Doppler is the most solid performer of all the native RSS apps I’ve tried. It has almost never crashed or hung up during operation. It includes a fairly attractive browser that presents individual feed items well. It also has a good range of action buttons for use with feed items, located along the bottom of the screen. These allow you to share or e-mail the item, open it in Safari, share it with a note, star it, or mark it as unread.
An individual feed item, displayed in Doppler’s in-line browser.
BoltReader also has a plain UI with muted colors and a grayscale look in various places. Its sync routine is divided into two parts: feeds and images. The syncing process is fairly slow, but you can view folders that are already updated while syncing is in progress.
BoltReader’s Folders view screen.
Byline was the very first native RSS app I tried on the iPhone. It is among the most stable of all iPhone RSS apps—it very rarely crashes or freezes up—and it usually does what it promises it will do. It offers full two-way sync with Google Reader, allowing you to star and share items, e-mail items, and create and share notes. It also has landscape mode, an inline browser to view full posts, and an offline reading capability.
Byline’s Folders View screen.
Despite the fact that Web apps are viewed by some as the ugly stepchild of the iPhone, my most-used app is Google Reader. It’s like Marvelous Marvin Hagler—the fantastic, undisputed middleweight boxing champion back in the 1980s—because it’s so much better than its rivals. Part of the reason it’s such a great app is that Google has regularly and lovingly tweaked it, adding niceties that make it easier to use and features that bring it ever closer to the capabilities of its desktop counterpart.
In this blog I’m getting back to my roots, literally. The people at Antenna Theater have something very special to show you in their blend of the iPhone, natural world and the arts, and it’s called ECOcal.
The Yahoo! app for the iPhone is in the News category in iTunes, which is a bit odd, since the app does so many things. Most recently the company added voice search to its app, so that you can speak your queries. (Voice search has been available in Google Mobile App for some time.) In addition to offering search, Yahoo's app offers news, e-mail (Yahoo, Google, Hotmail, or AOL), status updates from Facebook, Twitter, and other social networks, RSS feeds, Yahoo Calendar, Address Book, and Messenger — and much more.

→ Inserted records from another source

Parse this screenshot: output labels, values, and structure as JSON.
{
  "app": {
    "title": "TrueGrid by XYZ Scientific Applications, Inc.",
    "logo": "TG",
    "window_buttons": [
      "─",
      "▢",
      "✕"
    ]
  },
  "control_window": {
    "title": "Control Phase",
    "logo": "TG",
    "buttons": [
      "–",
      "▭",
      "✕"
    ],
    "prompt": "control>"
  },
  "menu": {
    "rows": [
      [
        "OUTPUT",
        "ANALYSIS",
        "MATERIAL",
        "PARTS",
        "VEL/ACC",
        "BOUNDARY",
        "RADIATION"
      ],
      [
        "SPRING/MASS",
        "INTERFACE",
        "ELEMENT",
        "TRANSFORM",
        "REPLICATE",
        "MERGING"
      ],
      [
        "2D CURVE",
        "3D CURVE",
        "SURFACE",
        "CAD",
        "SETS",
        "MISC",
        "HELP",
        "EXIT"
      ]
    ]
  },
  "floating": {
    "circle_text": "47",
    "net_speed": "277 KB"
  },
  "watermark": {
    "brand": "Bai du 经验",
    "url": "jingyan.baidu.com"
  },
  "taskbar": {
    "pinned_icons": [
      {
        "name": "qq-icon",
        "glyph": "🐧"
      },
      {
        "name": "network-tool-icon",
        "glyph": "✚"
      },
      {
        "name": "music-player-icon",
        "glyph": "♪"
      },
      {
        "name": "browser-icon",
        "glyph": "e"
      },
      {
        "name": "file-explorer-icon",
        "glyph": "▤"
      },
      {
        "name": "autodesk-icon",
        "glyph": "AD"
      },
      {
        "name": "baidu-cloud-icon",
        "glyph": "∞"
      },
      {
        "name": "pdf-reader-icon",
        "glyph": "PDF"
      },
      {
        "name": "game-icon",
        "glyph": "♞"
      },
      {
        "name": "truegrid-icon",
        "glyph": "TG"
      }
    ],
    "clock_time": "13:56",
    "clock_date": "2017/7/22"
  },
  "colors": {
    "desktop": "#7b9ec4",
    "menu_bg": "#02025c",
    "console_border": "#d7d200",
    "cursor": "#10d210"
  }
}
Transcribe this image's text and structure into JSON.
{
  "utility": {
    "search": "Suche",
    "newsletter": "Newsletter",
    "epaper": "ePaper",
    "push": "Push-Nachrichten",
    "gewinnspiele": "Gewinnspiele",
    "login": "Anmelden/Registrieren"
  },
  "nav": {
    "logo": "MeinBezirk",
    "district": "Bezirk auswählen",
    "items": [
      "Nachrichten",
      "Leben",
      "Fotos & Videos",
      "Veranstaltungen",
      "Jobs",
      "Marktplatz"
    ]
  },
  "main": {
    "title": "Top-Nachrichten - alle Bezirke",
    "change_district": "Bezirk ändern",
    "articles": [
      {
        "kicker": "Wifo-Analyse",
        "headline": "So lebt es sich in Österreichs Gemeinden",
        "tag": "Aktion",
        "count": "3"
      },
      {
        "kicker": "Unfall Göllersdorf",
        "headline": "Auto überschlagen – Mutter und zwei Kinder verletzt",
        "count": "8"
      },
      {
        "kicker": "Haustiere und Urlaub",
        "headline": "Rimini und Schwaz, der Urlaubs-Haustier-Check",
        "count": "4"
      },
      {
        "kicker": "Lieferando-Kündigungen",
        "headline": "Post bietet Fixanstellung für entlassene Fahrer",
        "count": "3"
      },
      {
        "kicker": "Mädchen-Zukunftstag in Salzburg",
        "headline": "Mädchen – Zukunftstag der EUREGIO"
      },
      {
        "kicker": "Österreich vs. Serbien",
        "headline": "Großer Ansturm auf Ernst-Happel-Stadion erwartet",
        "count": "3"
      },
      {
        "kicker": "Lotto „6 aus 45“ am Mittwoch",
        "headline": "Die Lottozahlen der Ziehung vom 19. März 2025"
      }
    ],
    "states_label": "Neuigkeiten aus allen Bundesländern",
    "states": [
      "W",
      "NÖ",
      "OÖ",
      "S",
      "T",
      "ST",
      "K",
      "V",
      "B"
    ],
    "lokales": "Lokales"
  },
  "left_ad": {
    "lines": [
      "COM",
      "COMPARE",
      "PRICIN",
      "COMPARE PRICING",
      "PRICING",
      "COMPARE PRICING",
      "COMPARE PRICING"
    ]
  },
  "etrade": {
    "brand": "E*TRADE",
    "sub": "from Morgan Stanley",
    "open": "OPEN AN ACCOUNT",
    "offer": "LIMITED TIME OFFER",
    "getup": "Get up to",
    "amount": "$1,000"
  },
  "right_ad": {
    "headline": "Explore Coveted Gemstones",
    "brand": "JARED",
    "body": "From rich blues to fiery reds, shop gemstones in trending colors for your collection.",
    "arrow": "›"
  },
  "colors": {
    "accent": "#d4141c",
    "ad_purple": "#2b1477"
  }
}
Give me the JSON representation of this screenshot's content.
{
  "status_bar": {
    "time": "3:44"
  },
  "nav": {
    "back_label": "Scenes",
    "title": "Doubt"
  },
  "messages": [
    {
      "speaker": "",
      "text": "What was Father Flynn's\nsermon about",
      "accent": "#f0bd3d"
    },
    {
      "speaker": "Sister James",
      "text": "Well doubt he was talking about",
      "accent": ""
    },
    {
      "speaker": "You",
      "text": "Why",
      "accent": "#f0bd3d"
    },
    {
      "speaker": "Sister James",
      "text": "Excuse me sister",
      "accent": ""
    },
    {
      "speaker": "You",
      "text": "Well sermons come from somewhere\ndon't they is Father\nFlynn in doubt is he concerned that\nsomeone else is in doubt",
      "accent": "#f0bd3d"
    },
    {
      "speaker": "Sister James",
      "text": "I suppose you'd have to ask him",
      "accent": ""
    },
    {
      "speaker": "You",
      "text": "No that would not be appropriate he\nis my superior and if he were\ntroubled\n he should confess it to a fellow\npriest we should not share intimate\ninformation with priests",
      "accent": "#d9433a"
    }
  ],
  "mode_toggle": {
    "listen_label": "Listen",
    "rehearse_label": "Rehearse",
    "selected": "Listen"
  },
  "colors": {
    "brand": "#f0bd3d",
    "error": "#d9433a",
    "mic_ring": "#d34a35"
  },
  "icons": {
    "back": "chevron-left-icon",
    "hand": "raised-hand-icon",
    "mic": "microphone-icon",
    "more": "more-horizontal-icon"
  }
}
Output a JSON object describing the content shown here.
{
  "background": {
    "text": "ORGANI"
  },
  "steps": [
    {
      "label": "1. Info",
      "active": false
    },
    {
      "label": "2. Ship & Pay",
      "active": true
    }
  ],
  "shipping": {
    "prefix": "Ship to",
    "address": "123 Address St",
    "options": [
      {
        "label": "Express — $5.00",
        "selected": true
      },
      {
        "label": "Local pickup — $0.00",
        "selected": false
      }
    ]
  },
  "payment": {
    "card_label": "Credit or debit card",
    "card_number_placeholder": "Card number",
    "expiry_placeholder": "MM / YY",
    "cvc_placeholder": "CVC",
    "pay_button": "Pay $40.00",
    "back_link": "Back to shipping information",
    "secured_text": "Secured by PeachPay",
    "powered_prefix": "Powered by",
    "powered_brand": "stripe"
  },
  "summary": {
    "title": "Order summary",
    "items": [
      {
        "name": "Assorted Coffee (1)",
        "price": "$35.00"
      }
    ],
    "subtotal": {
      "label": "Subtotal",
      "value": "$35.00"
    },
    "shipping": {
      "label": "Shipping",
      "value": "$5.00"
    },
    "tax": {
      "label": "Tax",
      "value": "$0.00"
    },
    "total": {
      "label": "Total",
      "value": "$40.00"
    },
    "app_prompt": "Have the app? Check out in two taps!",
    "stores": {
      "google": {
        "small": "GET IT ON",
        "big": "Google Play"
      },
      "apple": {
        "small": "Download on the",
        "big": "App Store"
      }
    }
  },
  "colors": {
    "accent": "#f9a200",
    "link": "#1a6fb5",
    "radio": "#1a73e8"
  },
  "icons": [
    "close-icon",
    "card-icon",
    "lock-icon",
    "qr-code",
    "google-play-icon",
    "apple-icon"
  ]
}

Wattpad describes itself as a "YouTube for Ebooks," and the free app in the iTunes store gives you iPhone access to one of the most popular ebook-sharing communities, with hundreds of thousands of novels, short stories, fan fiction, essays, jokes, and more. And like YouTube, there seems to be some copyright violation. But most offerings appear to be legit.
The new Dictionary.com app, released this past week, is free and includes a dictionary with more than 275,000 definitions and thesaurus with 80,000 synonyms. Note that this is not simply access to the online site; rather, you get a full dictionary on your device that you can use offline. Of course that means that it takes up a chunk of memory.